Editorial: Buck stops with city council on airport policies
There are two obvious courses of action the Cottonwood City Council should take with regard to adoption of an operations and procedures manual for the airport.
The first would be to dump the document back into the lap of the Airport Commission. That should be done with the emphatic message that the airport crowd should not come back to the council with such a divisive attitude. Airport commissioners and facility users alike need be told they need to resolve their differences over the operations and procedures manual before the council will ever consider it.
Given the strong personalities involved, it's a given that such a course of action would require the mediation skills of someone such as City Manager Doug Bartosh to help the opposing sides find consensus.
Or, the council could choose to thank the members of the members of the airport commission for their efforts to date. They could tell them that they are done with their part of the job and now it is the council's job to craft the document that will become city policy.
With either course of action, what is important to remember is that the buck stops with the city council. The airport commission's role is to advise the council. The city council is not obligated in any way to follow that advice. The decisions of the airport commission are nothing more than a blueprint for the city council.
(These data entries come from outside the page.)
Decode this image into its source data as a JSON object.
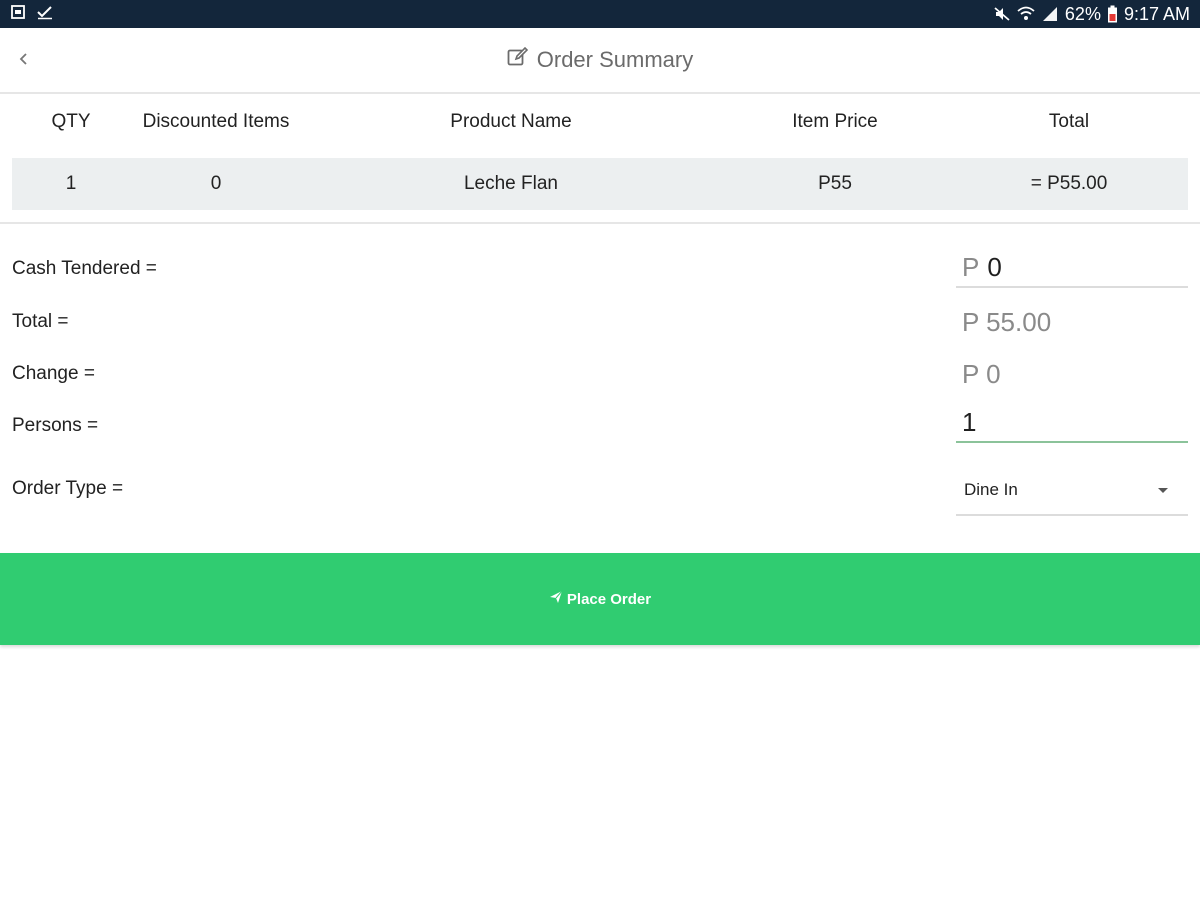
{
  "status_bar": {
    "battery": "62%",
    "time": "9:17 AM"
  },
  "header": {
    "title": "Order Summary"
  },
  "table": {
    "headers": [
      "QTY",
      "Discounted Items",
      "Product Name",
      "Item Price",
      "Total"
    ],
    "rows": [
      {
        "qty": "1",
        "discounted": "0",
        "name": "Leche Flan",
        "price": "P55",
        "total": "= P55.00"
      }
    ]
  },
  "form": {
    "cash_tendered": {
      "label": "Cash Tendered =",
      "currency": "P",
      "value": "0"
    },
    "total": {
      "label": "Total =",
      "value": "P 55.00"
    },
    "change": {
      "label": "Change =",
      "value": "P 0"
    },
    "persons": {
      "label": "Persons =",
      "value": "1"
    },
    "order_type": {
      "label": "Order Type =",
      "selected": "Dine In"
    }
  },
  "place_order": {
    "label": "Place Order"
  },
  "colors": {
    "status_bar": "#13263b",
    "accent_green": "#30cc71",
    "row_bg": "#eceff0"
  },
  "icons": [
    "screenshot-icon",
    "checkmark-icon",
    "mute-icon",
    "wifi-icon",
    "signal-icon",
    "battery-icon",
    "back-chevron-icon",
    "edit-icon",
    "send-icon",
    "dropdown-caret-icon"
  ]
}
The council is not a rubber-stamp for the airport commission.
That means the council needs to accept the responsibility for deciding whether this proposed operations and procedures document will be a policy manual or an enforceable ordinance. It means the city council has to decide if it wants to take a heavy-handed approach to policy infractions such as the current recommendation to take away a pilot's "user key." Or, should this be an ongoing process of aviation education for airport users.
Further, the council needs to decide if its operations and procedures manual is a document that defines the day-to-day operations of a public-access airport, or one that requires adherence to the highest levels of FAA and Homeland Security scrutiny.
Bottom line: It is the Cottonwood City Council's job to make these decisions. No one else.